Price war, iPad rapidly reshaping young e-book market
amid stiff competition, newer devices struggle to stay afloat
WASHINGTON — The e-book market created by the Amazon.com Kindle just a few years ago already is undergoing a shake-up and soon could see a shakeout.
Just six months ago, at least a dozen companies were preparing to launch, or had already launched, new e-readers in the U.S. to challenge Amazon and grab a piece of a small but rapidly growing pie. Now, it appears several e-readers will never make it to the market while others could die a quick death.
Last month, for example, iRex Technologies filed for bankruptcy protection owing to poor sales of its e-reader. Another company, Plastic Logic, delayed the release of its own device called the Que, casting doubt on whether it will ever see the light of day.
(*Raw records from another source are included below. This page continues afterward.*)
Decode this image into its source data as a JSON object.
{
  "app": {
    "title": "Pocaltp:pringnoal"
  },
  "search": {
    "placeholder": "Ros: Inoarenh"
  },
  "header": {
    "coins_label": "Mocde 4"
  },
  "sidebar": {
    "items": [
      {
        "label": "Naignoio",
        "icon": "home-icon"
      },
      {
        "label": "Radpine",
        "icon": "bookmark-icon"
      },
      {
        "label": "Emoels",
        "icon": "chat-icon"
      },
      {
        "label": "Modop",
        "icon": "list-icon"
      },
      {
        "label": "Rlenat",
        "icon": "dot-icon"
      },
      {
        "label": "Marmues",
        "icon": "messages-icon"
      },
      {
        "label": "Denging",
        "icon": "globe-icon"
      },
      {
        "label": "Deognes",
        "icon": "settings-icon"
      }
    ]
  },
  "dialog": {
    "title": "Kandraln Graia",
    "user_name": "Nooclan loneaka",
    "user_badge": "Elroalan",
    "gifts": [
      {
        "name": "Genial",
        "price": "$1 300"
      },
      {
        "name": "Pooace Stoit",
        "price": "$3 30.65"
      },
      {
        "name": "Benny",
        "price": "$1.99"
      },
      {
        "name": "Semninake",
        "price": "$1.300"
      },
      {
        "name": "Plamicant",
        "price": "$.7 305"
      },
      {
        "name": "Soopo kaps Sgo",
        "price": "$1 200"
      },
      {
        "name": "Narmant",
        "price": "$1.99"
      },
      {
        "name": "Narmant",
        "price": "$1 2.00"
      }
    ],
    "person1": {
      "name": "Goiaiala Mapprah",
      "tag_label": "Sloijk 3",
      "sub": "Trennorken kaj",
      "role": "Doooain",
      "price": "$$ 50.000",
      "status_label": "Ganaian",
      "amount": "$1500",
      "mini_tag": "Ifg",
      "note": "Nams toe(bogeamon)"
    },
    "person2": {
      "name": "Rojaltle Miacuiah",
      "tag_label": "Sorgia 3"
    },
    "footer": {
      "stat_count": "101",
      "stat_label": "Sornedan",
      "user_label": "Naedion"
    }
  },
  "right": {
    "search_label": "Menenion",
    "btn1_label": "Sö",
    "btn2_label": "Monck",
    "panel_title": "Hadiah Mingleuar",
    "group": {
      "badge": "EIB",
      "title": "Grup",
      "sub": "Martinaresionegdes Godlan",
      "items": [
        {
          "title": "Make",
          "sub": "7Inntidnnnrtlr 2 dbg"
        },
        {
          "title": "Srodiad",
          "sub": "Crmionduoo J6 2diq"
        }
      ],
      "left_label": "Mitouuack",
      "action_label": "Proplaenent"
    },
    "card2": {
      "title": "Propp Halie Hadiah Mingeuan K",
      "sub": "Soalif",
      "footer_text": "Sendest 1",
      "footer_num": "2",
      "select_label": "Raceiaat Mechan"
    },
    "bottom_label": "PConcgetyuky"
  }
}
What’s going on? Simple. Prices of e-readers have fallen faster and further than anyone expected. Amazon, for instance, has slashed the price of the popular Kindle to $189 from $359 just one year earlier.
The catalyst for the sudden decline can be directly tied to two companies: mammoth bookseller Barnes & Noble and computer and consumer electronics giant Apple Inc.
Late last year, Barnes & Noble introduced its own e-reader, the Nook, for $259, and it quickly sold out. The Nook had the added advantage of being available in physical stores, which allowed shoppers to actually see and handle the device. Until its recent launch with Target, the Kindle has only been available on the Amazon website.
Last month, Barnes & Noble cut the price of the Nook to $199, and Amazon responded the same day by dropping the Kindle to $189.
The cuts are so deep, market-research firm iSuppli calculates, that the cost of making the e-readers is virtually equal to their price. The result: Amazon and Barnes & Noble can’t make money on the sale of devices, so profits will have to come from the sale of digitized books and other content.
“This is the same razor/razor blade business model successfully employed in the video game console business, where the hardware is sold at a loss and profits are made on the sale of content,” said William Kidd, an iSuppli analyst.
While Barnes & Noble has pushed prices lower, the iPad has given consumers another option while setting a ceiling on how much manufacturers of e-readers can charge.
At just 1½ pounds, the iPad is the first truly functional tablet computer. It can perform similar functions as a laptop, but it’s much thinner and lighter — and costs $499, just $100 more than the original Kindle. Apple sells books for the iPad through its own online store, and customers can even download Kindle software to read books bought on Amazon.
The revolutionary nature of the iPad — never mind the pricing — immediately cast doubt on the future of high-end e-readers such as the Que or even Amazon’s supersized Kindle DX reader. Amazon cut the price of the DX to $379 from $489.
Plastic Logic, for its part, had planned to sell versions of the Que starting at $650 and reaching as high as $800.
“Plastic Logic got much acclaim, but the price was too high, especially after the iPad came out,” said Avi Greengart, director of consumer devices at Current Analysis.
What’s less clear is whether there’s an appetite for a midpriced hybrid device that combines some functions of a computer with a basic e-reader. California-based Spring Design makes a snazzy device called Alex ($399) that looks like a Kindle, but it also includes a small LCD color screen for surfing the Internet and checking e-mail.
Spring Design spokeswoman Pat Meier-Johnson said the company has no plans to reduce its price. She asserts there is a market for a device that combines easy Internet browsing with the small size of an e-reader, which weighs half as much as an iPad.
“The iPad is fantastic, but the Alex is very different than other devices,” she said.
Many analysts are skeptical. Allen Weiner of Gartner Inc. calls devices like the Alex a “tweener” that is unlikely to carve out a successful niche between the iPad and Kindle. The price of those devices would have to come down sharply, making it difficult for new companies to recoup their development costs and turn a profit, he said.
Price cuts on the Kindle and Nook, meanwhile, will make it harder for new rivals, especially little-known ones, to break into the market at the low end. Both Amazon and Barnes have powerful brand names in the book business, massive marketing muscle and huge distribution networks — not to mention big head starts.
“When you go into Best Buy, are you going to buy an e-reader from iWho or are you going to buy a Kindle or a Sony?” said analyst James Brehm with Frost & Sullivan. “You are going to buy the Kindle or Sony.”
Apple has offered customers another e-reader option with its iPad, which weighs just 1½ pounds. Apple sells books for the device – marketed primarily as a tablet PC – through its online store.
Amazon.com has dominated the electronic book market for the past few years with the Kindle, but recent releases from Barnes & Noble and Apple are offering formidable competition.